Among the entries below, please show each line that carries the word "from".

##########

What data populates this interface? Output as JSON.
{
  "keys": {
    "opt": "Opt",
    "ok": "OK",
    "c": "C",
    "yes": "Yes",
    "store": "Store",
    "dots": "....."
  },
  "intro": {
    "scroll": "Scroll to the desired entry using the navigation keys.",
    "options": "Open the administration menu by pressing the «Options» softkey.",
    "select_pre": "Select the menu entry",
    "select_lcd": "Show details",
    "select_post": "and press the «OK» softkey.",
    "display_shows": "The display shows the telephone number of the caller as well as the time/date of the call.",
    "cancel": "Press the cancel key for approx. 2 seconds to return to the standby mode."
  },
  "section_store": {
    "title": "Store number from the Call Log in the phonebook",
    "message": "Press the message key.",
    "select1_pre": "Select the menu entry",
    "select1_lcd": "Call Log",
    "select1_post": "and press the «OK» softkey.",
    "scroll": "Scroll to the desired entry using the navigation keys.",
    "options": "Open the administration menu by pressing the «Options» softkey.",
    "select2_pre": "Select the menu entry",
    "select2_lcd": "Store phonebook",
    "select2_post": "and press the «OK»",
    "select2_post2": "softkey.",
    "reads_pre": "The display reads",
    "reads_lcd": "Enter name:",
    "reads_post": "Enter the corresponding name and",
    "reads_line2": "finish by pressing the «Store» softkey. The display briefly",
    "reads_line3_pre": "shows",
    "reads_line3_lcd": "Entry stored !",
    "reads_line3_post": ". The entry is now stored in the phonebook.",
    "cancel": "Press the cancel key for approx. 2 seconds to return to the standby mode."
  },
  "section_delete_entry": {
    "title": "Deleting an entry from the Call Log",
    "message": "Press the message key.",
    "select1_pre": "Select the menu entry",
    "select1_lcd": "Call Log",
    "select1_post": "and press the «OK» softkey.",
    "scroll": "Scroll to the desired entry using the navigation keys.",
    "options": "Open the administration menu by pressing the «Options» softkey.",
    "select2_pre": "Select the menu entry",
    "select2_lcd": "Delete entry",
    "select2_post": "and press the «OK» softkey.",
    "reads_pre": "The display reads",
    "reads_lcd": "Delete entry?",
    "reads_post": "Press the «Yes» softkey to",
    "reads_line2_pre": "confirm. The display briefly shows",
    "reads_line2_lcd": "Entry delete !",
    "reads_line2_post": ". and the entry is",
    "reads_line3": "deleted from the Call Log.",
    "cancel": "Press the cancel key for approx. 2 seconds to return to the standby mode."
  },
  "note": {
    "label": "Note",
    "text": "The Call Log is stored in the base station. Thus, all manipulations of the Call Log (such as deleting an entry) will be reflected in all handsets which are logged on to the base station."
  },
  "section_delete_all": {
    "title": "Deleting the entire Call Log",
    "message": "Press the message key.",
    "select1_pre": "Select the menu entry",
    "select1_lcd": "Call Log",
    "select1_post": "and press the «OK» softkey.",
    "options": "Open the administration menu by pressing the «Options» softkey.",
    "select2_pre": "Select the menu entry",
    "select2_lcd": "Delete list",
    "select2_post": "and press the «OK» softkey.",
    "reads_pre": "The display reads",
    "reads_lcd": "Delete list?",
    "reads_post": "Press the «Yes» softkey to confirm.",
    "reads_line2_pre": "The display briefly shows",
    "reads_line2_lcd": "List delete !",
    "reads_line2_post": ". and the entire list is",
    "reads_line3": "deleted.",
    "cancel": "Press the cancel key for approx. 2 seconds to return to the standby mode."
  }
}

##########

[Result of the task]
    "title": "Store number from the Call Log in the phonebook",
    "title": "Deleting an entry from the Call Log",
    "reads_line3": "deleted from the Call Log.",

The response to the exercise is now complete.